In a rare break with etiquette, the bishops in the hall broke into applause in support of Chaput.
Pope Francis himself has repeatedly spoken out against abortion in the strongest possible terms, likening abortionists to “hitmen,” and comparing the practice to genocide “with white gloves.”
McElroy’s pointed suggestion that the U.S. bishops are out of step, even resistant, to the pope’s own teaching comes one week after the publication of a book which accused the American bishops of resisting the pope’s leadership in their efforts to pass stricter measures for bishops’ accountability last year. That book, Wounded Shepherd, drew a strong response from the USCCB, which last week said it “perpetuates an unfortunate and inaccurate myth that the Holy Father finds resistance among the leadership and staff of the U.S. bishops’ conference.”
As the bishops of the United States have been at pains to emphasize their closeness to the pope, many in Rome have noted the rise of a narrative in which Americans are cast as totems of opposition to Francis.
During a September trip to Africa, the pope casually remarked that “it is an honor that Americans are attacking me,” in response to a book which suggested that so-called conservative opposition to his teaching was organized by U.S. Catholics.

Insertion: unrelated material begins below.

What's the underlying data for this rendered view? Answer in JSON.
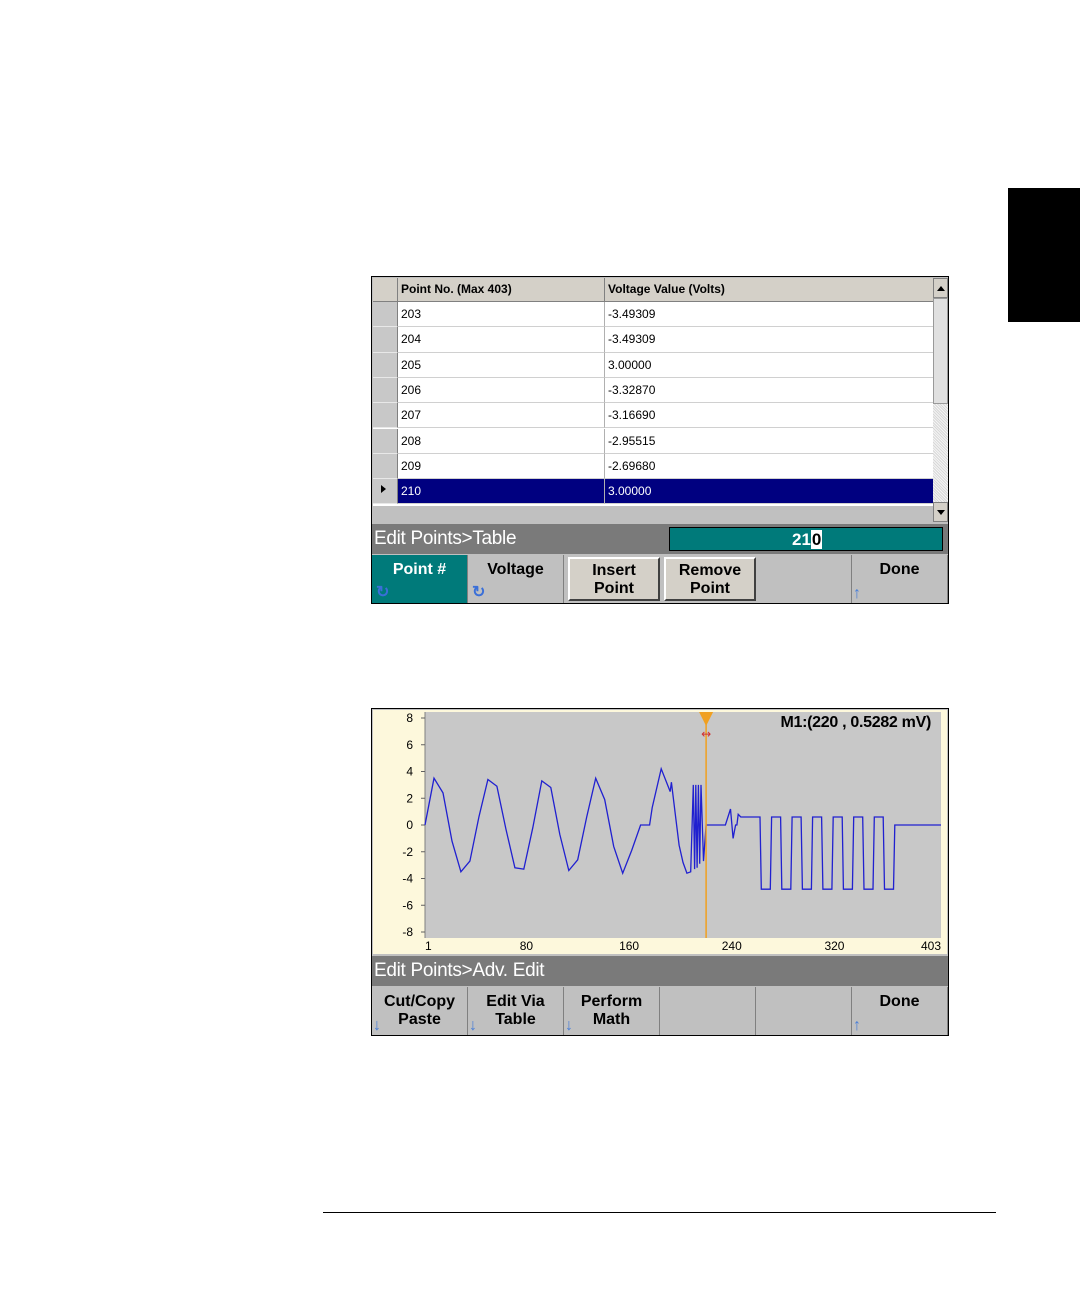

In his address at the opening of the USCCB assembly on Monday, the apostolic nuncio to the U.S. emphasized the importance of the pope’s priorities being reflected in American dioceses, and many U.S. bishops, including the USCCB leadership, are deeply sensitive to the impression that they are anything less than supportive of the pope and reject any suggestion of disloyalty. Many also saw McElroy’s intervention as harmful to the conference and even disingenuous.

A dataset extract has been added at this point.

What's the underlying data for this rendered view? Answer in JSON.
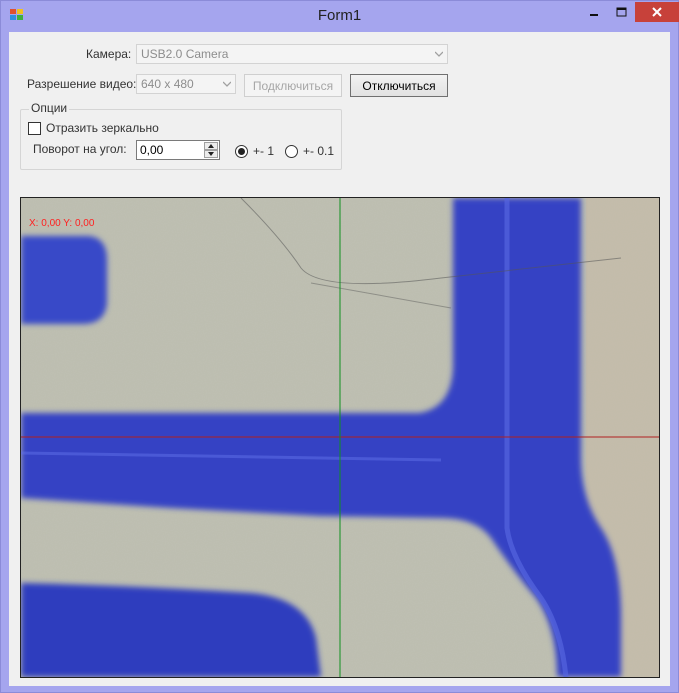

“He wants us to think that to disagree with him – or [Cardinal] Cupich – is to disagree with the pope. It’s not true, but it works to undermine the conference leadership,” another bishop told CNA immediately following the vote. “It doesn’t serve communion among us, or with the pope. It’s about personalities and power.”
The final vote on the amendment declined to include Cupich’s longer text, with applause again breaking out when the result was announced, but several bishops approached CNA after the session concluded to express their concerns that the actual substance of the amendment had been obscured by McElroy’s pointed intervention.

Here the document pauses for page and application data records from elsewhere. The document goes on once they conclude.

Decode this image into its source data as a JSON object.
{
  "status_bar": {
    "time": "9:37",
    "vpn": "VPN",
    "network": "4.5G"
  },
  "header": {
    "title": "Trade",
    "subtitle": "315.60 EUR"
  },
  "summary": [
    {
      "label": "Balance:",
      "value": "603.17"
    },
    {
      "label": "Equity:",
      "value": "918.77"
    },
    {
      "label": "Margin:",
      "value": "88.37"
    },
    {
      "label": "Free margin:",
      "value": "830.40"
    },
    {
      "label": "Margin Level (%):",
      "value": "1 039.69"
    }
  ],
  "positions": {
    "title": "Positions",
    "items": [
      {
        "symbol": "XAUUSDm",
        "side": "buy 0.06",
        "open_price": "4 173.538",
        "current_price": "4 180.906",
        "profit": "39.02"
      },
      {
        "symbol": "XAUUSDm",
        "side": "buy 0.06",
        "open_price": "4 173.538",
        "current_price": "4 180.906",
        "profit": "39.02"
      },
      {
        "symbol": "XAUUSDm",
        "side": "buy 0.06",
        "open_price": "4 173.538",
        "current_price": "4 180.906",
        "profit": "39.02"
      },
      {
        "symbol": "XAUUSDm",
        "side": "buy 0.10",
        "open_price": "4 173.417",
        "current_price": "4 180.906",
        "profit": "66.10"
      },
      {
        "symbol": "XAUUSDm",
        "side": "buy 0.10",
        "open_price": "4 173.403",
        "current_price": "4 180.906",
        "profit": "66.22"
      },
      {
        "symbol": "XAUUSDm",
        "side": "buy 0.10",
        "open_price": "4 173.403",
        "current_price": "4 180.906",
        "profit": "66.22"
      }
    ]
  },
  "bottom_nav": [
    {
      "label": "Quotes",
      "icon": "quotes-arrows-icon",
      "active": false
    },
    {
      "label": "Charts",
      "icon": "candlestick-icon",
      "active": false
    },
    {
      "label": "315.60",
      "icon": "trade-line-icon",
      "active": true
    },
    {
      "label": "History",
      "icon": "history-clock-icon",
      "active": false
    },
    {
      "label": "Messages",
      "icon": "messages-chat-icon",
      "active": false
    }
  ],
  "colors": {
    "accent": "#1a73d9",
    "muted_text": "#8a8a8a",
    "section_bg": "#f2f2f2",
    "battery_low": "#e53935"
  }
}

“I had no problem with either [Cupich’s] longer version or [Gomez’s] preferred formulation,” one bishop told CNA. “But Bishop McElroy suggesting that by calling abortion what it is in our society we are against the pope is absurd.”
The bishop suggested to CNA that McElroy’s intervention “needlessly weaponized” the debate about the language of the letter.
During a press conference after the morning session, several bishops sought to smooth over the exchange between McElroy and Chaput, insisting that there was no contradiction between the bishops holding abortion to be the “preeminent” concern for the conscience of Catholics and the teachings of Pope Francis.
Cardinal Joseph Tobin of Newark, who was made a cardinal by Pope Francis in 2016, said that “The short answer is that yes, abortion is the preeminent [concern] and the vote makes that obvious.”
Asked about McElroy’s characterization of his view, and that of the conference, that calling abortion the preeminent concern was either opposed to or discordant with the pope’s teaching, the cardinal suggested the McElroy was perhaps trying to make a different point.
“I think Bishop McElroy was warning against exclusive choices – either/or – or highlighting something to the point that other issues disappear. And I think, if I have understood his intention correctly, he was right.”
It is likely that McElroy’s intervention will be raised behind closed doors, when the bishops will gavel themselves into executive session. Behind closed doors, efforts to insist that the conference speaks and thinks with one mind are unlikely to continue long.
The increasingly serious challenge facing the large majority of U.S. bishops is how to deal with a small minority of their number who seem to be attempting to position themselves between the conference leadership and Rome, and appearing to drive a wedge between them and the pope at the same time.